Maritime: Helping Retired Ships Come to Life
Volunteer work aboard historic vessels in the San Francisco Bay is a tradition at California State University Maritime Academy. Robbie Jackson, instructor of Marine Engineering Technology, saw a need to spread the word among campus cadets to get involved by offering a Historic Ship Preservation service-learning course. Students complete 30 hours of service restoring historic ships that are operating through non-profits as museums and educational sites. At the end of their experience, students write a culminating paper, reflecting upon their learning and its impact on their development as future marine engineers.
Over 30 years ago, Professor Jackson assisted in restoring two of Suisun Bay's "mothballed" vessels. He shares, "The experience gave me a lot of pride in what I do and those individuals whose footsteps I follow. It is my hope that these students will also gain from the experience aboard these vessels." In Spring of 2012, students in the Historic Ship Preservation course completed their service with the non-profit Pacific Battleship Center on the USS Iowa, a World War II battleship. The USS Iowa was undergoing repairs in the East Bay and planned to open as an interactive naval museum in the Los Angeles area during the summer of 2012. Students gained hands-on technical experience in marine vessel engineering using techniques such as "enclosed space entry" where strict safety protocols must be followed. To ensure that the vessel was seaworthy, cadets visually inspected over 800 tanks and void spaces to confirm they were water tight.
In years prior, the bulk of student involvement has been on the SS Jeremiah O Brian and the SS Red Oak Victory. Many Cal Maritime alumni sailed aboard similar vessels during World War II and they represent an important part of the institution's history. These vessels afforded students the opportunity to operate an older steam propulsion power plant and gave the students a rare glimpse into the past.
Cal Maritime students have commented that their service on the USS Iowa has given them a greater respect for, and understanding of, the history of their chosen industry. The volunteers were vital in preparation of the Los Angeles opening, with more than 600 hours of assistance from Cal Maritime students.
One year after the devastation that came from the massive earthquake off the coast of Sendai, 15 CSU Channel Islands students enrolled in Science and Technology in Japan traveled to Japan to volunteer in the rebuilding efforts during their spring break.
Some of the first words of greeting that Earth Sciences Professor Judy King receives from Biogeography students are: "Have you seen the garden today?"; "Did you notice how much the Sycamore has grown?"; "Those Monkey Flowers are blooming like crazy!" With funding from an ECO LED grant made possible by Edison International, 26 students joined forces to plan a garden, learn the scientific and common names of their plants, dig, add amendment, dig some more, learn to plant carefully, spread wood chips, build a path, and water diligently.

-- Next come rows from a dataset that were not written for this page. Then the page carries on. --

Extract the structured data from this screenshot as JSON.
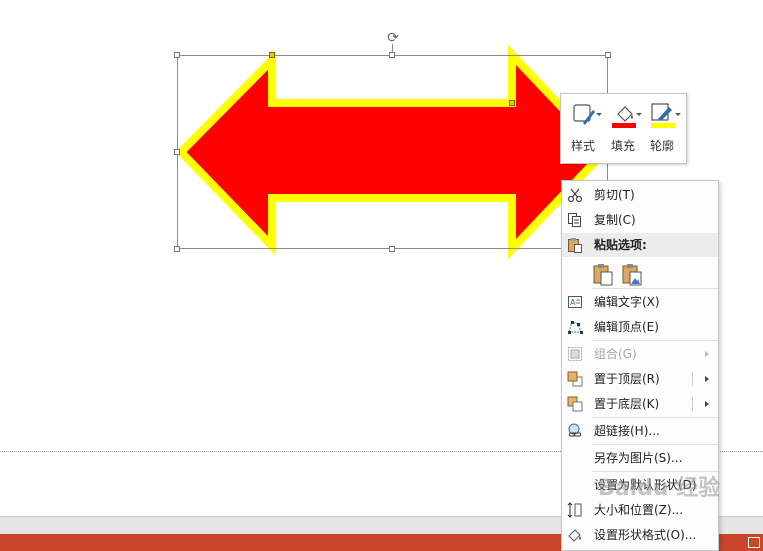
{
  "colors": {
    "arrow_fill": "#ff0000",
    "arrow_outline": "#ffff00",
    "status_bar": "#c8452a"
  },
  "mini_toolbar": {
    "style_label": "样式",
    "fill_label": "填充",
    "outline_label": "轮廓",
    "style_icon": "shape-style-icon",
    "fill_icon": "paint-bucket-icon",
    "outline_icon": "pen-outline-icon"
  },
  "context_menu": {
    "items": [
      {
        "label": "剪切(T)",
        "icon": "scissors-icon"
      },
      {
        "label": "复制(C)",
        "icon": "copy-icon"
      },
      {
        "label": "粘贴选项:",
        "icon": "paste-icon"
      },
      {
        "label": "编辑文字(X)",
        "icon": "edit-text-icon"
      },
      {
        "label": "编辑顶点(E)",
        "icon": "edit-points-icon"
      },
      {
        "label": "组合(G)",
        "icon": "group-icon",
        "disabled": true
      },
      {
        "label": "置于顶层(R)",
        "icon": "bring-to-front-icon"
      },
      {
        "label": "置于底层(K)",
        "icon": "send-to-back-icon"
      },
      {
        "label": "超链接(H)...",
        "icon": "hyperlink-icon"
      },
      {
        "label": "另存为图片(S)...",
        "icon": ""
      },
      {
        "label": "设置为默认形状(D)",
        "icon": ""
      },
      {
        "label": "大小和位置(Z)...",
        "icon": "size-position-icon"
      },
      {
        "label": "设置形状格式(O)...",
        "icon": "format-shape-icon"
      }
    ]
  },
  "watermark_text": "Baidu 经验"
}
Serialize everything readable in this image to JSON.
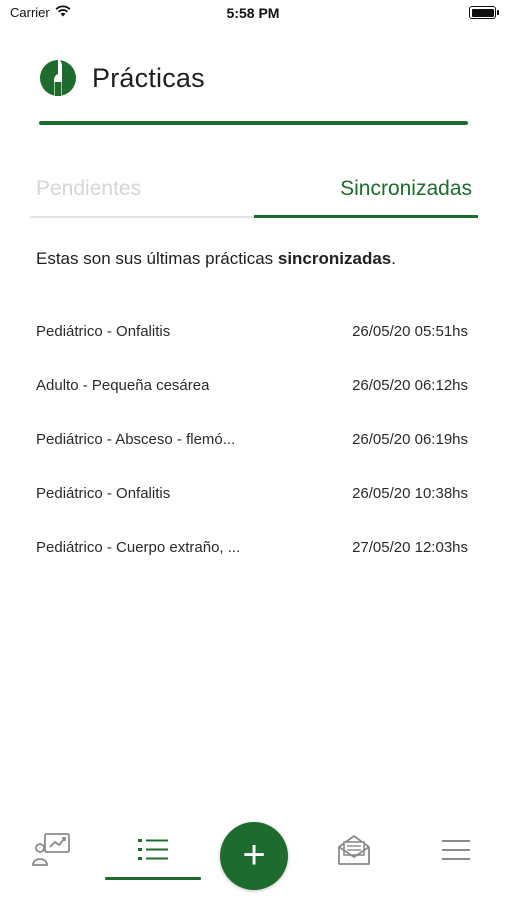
{
  "status_bar": {
    "carrier": "Carrier",
    "time": "5:58 PM",
    "battery_level": 1.0
  },
  "header": {
    "title": "Prácticas",
    "logo_icon": "app-logo-icon"
  },
  "tabs": [
    {
      "label": "Pendientes",
      "active": false
    },
    {
      "label": "Sincronizadas",
      "active": true
    }
  ],
  "intro": {
    "text_before": "Estas son sus últimas prácticas ",
    "text_bold": "sincronizadas",
    "text_after": "."
  },
  "practices": [
    {
      "name": "Pediátrico - Onfalitis",
      "date": "26/05/20 05:51hs"
    },
    {
      "name": "Adulto - Pequeña cesárea",
      "date": "26/05/20 06:12hs"
    },
    {
      "name": "Pediátrico - Absceso - flemó...",
      "date": "26/05/20 06:19hs"
    },
    {
      "name": "Pediátrico - Onfalitis",
      "date": "26/05/20 10:38hs"
    },
    {
      "name": "Pediátrico - Cuerpo extraño, ...",
      "date": "27/05/20 12:03hs"
    }
  ],
  "bottom_nav": {
    "items": [
      {
        "icon": "presentation-icon",
        "active": false
      },
      {
        "icon": "list-icon",
        "active": true
      },
      {
        "icon": "plus-icon",
        "label": "+",
        "active": false
      },
      {
        "icon": "mail-icon",
        "active": false
      },
      {
        "icon": "menu-icon",
        "active": false
      }
    ]
  },
  "colors": {
    "brand_green": "#1e6b2e",
    "inactive_tab": "#d6d6d6",
    "icon_gray": "#8a8a8a"
  }
}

Students in Dr. Steve Blumenshine's aquatic ecology course work with a variety of community partners on issues of water quality and habitat restoration, including fish sampling, water testing, river restoration efforts and teaching aquatic ecology modules in local classrooms.
In Dr. Matthew Johnson's Upland Habitat Ecology course, students learn about the process of research by being exposed to real issues impacting their community and sharing their findings and recommendations with local planners and city officials.
Volunteer work aboard historic vessels in the San Francisco Bay is a tradition at California State University Maritime Academy. Robbie Jackson, instructor of Marine Engineering Technology, saw a need to spread the word among campus cadets to get involved by offering a Historic Ship Preservation service-learning course.
The students of Engineers Without Borders USA-Cal Poly, San Luis Obispo (EWB-Cal Poly) are creating change domestically and abroad. In the summer of 2011, students worked with villagers in Sainji, India to create an economical and user-friendly corn de-kerneler to help ease the physical stress of their manual method.